- [What you have to do] Every line below is to be set down again exactly; any image stays out.

(Dataset rows describing interfaces)
════════════════════

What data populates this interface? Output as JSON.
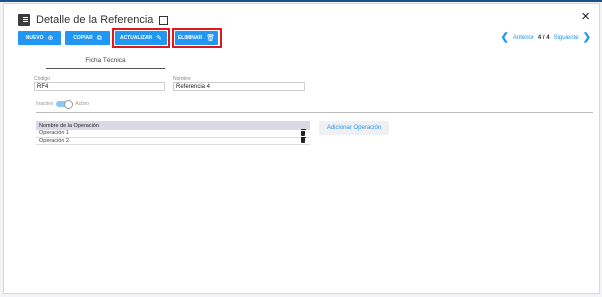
{
  "header": {
    "title": "Detalle de la Referencia",
    "icons": {
      "document": "document-icon",
      "window": "window-icon",
      "close": "close-icon"
    },
    "close_label": "×"
  },
  "toolbar": {
    "buttons": [
      {
        "label": "NUEVO",
        "icon": "plus-circle-icon",
        "glyph": "⊕"
      },
      {
        "label": "COPIAR",
        "icon": "copy-icon",
        "glyph": "⧉"
      },
      {
        "label": "ACTUALIZAR",
        "icon": "pencil-icon",
        "glyph": "✎"
      },
      {
        "label": "ELIMINAR",
        "icon": "trash-icon",
        "glyph": "🗑"
      }
    ],
    "accent": "#2196f3",
    "highlight_color": "#e0181e"
  },
  "pager": {
    "prev_label": "Anterior",
    "next_label": "Siguiente",
    "count": "4 / 4",
    "prev_glyph": "❮",
    "next_glyph": "❯"
  },
  "tabs": [
    {
      "label": "Ficha Técnica",
      "active": true
    }
  ],
  "form": {
    "codigo": {
      "label": "Código",
      "value": "RF4"
    },
    "nombre": {
      "label": "Nombre",
      "value": "Referencia 4"
    },
    "estado": {
      "off_label": "Inactivo",
      "on_label": "Activo",
      "active": true
    }
  },
  "operations": {
    "header": "Nombre de la Operación",
    "rows": [
      "Operación 1",
      "Operación 2"
    ],
    "add_label": "Adicionar Operación"
  }
}
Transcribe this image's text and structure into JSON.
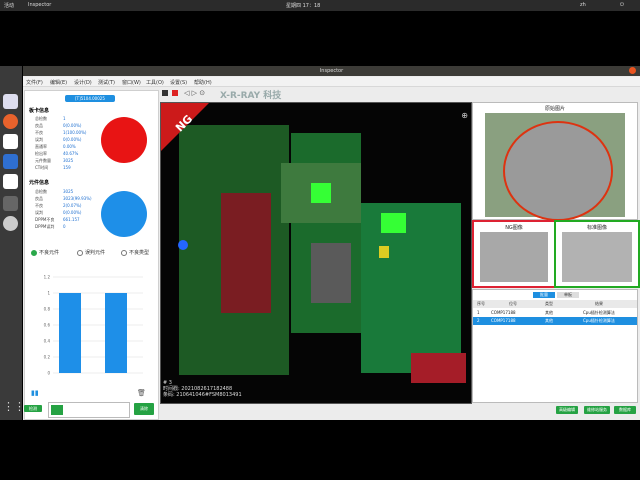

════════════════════

- [Output below]
What data populates this interface? Output as JSON.
{
  "header": {
    "title": "Detalle de la Referencia",
    "icons": {
      "document": "document-icon",
      "window": "window-icon",
      "close": "close-icon"
    },
    "close_label": "×"
  },
  "toolbar": {
    "buttons": [
      {
        "label": "NUEVO",
        "icon": "plus-circle-icon",
        "glyph": "⊕"
      },
      {
        "label": "COPIAR",
        "icon": "copy-icon",
        "glyph": "⧉"
      },
      {
        "label": "ACTUALIZAR",
        "icon": "pencil-icon",
        "glyph": "✎"
      },
      {
        "label": "ELIMINAR",
        "icon": "trash-icon",
        "glyph": "🗑"
      }
    ],
    "accent": "#2196f3",
    "highlight_color": "#e0181e"
  },
  "pager": {
    "prev_label": "Anterior",
    "next_label": "Siguiente",
    "count": "4 / 4",
    "prev_glyph": "❮",
    "next_glyph": "❯"
  },
  "tabs": [
    {
      "label": "Ficha Técnica",
      "active": true
    }
  ],
  "form": {
    "codigo": {
      "label": "Código",
      "value": "RF4"
    },
    "nombre": {
      "label": "Nombre",
      "value": "Referencia 4"
    },
    "estado": {
      "off_label": "Inactivo",
      "on_label": "Activo",
      "active": true
    }
  },
  "operations": {
    "header": "Nombre de la Operación",
    "rows": [
      "Operación 1",
      "Operación 2"
    ],
    "add_label": "Adicionar Operación"
  }
}
Transcribe this image's text and structure into JSON.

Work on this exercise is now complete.